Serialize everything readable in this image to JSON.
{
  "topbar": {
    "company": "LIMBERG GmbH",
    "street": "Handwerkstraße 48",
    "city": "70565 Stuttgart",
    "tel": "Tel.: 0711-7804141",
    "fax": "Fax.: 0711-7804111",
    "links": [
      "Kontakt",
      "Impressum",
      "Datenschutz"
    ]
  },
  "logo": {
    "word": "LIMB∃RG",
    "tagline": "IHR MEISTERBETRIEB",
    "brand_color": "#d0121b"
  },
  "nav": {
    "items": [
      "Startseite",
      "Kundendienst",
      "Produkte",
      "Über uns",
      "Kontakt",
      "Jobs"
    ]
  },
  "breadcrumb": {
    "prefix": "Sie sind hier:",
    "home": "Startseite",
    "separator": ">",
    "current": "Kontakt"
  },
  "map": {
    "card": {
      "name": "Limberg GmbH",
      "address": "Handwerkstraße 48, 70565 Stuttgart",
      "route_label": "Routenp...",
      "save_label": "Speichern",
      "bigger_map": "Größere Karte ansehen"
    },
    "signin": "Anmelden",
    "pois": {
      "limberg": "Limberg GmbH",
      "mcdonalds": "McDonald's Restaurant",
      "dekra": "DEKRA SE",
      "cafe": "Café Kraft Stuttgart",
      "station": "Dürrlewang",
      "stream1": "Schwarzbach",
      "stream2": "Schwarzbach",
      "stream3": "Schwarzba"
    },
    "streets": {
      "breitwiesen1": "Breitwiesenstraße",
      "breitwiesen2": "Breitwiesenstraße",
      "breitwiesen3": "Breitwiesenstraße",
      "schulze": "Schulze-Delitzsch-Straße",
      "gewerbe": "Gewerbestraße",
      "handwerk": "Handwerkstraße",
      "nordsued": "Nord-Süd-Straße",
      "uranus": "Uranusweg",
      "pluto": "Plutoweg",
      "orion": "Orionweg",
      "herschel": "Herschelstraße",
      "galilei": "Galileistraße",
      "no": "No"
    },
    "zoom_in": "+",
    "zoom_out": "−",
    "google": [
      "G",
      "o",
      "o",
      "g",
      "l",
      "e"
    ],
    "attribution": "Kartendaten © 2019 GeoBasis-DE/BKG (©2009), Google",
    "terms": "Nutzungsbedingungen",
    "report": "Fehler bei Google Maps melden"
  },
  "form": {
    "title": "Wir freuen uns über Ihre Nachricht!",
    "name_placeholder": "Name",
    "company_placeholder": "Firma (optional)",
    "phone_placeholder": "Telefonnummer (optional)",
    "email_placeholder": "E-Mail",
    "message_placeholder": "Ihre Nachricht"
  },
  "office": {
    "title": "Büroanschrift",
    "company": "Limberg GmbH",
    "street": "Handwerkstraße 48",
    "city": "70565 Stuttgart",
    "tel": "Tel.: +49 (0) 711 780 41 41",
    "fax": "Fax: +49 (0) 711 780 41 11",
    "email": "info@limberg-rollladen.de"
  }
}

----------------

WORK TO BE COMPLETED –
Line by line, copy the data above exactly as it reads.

OUTPUT OF THE TASK –
Serialize everything readable in this image to JSON.
{
  "topbar": {
    "company": "LIMBERG GmbH",
    "street": "Handwerkstraße 48",
    "city": "70565 Stuttgart",
    "tel": "Tel.: 0711-7804141",
    "fax": "Fax.: 0711-7804111",
    "links": [
      "Kontakt",
      "Impressum",
      "Datenschutz"
    ]
  },
  "logo": {
    "word": "LIMB∃RG",
    "tagline": "IHR MEISTERBETRIEB",
    "brand_color": "#d0121b"
  },
  "nav": {
    "items": [
      "Startseite",
      "Kundendienst",
      "Produkte",
      "Über uns",
      "Kontakt",
      "Jobs"
    ]
  },
  "breadcrumb": {
    "prefix": "Sie sind hier:",
    "home": "Startseite",
    "separator": ">",
    "current": "Kontakt"
  },
  "map": {
    "card": {
      "name": "Limberg GmbH",
      "address": "Handwerkstraße 48, 70565 Stuttgart",
      "route_label": "Routenp...",
      "save_label": "Speichern",
      "bigger_map": "Größere Karte ansehen"
    },
    "signin": "Anmelden",
    "pois": {
      "limberg": "Limberg GmbH",
      "mcdonalds": "McDonald's Restaurant",
      "dekra": "DEKRA SE",
      "cafe": "Café Kraft Stuttgart",
      "station": "Dürrlewang",
      "stream1": "Schwarzbach",
      "stream2": "Schwarzbach",
      "stream3": "Schwarzba"
    },
    "streets": {
      "breitwiesen1": "Breitwiesenstraße",
      "breitwiesen2": "Breitwiesenstraße",
      "breitwiesen3": "Breitwiesenstraße",
      "schulze": "Schulze-Delitzsch-Straße",
      "gewerbe": "Gewerbestraße",
      "handwerk": "Handwerkstraße",
      "nordsued": "Nord-Süd-Straße",
      "uranus": "Uranusweg",
      "pluto": "Plutoweg",
      "orion": "Orionweg",
      "herschel": "Herschelstraße",
      "galilei": "Galileistraße",
      "no": "No"
    },
    "zoom_in": "+",
    "zoom_out": "−",
    "google": [
      "G",
      "o",
      "o",
      "g",
      "l",
      "e"
    ],
    "attribution": "Kartendaten © 2019 GeoBasis-DE/BKG (©2009), Google",
    "terms": "Nutzungsbedingungen",
    "report": "Fehler bei Google Maps melden"
  },
  "form": {
    "title": "Wir freuen uns über Ihre Nachricht!",
    "name_placeholder": "Name",
    "company_placeholder": "Firma (optional)",
    "phone_placeholder": "Telefonnummer (optional)",
    "email_placeholder": "E-Mail",
    "message_placeholder": "Ihre Nachricht"
  },
  "office": {
    "title": "Büroanschrift",
    "company": "Limberg GmbH",
    "street": "Handwerkstraße 48",
    "city": "70565 Stuttgart",
    "tel": "Tel.: +49 (0) 711 780 41 41",
    "fax": "Fax: +49 (0) 711 780 41 11",
    "email": "info@limberg-rollladen.de"
  }
}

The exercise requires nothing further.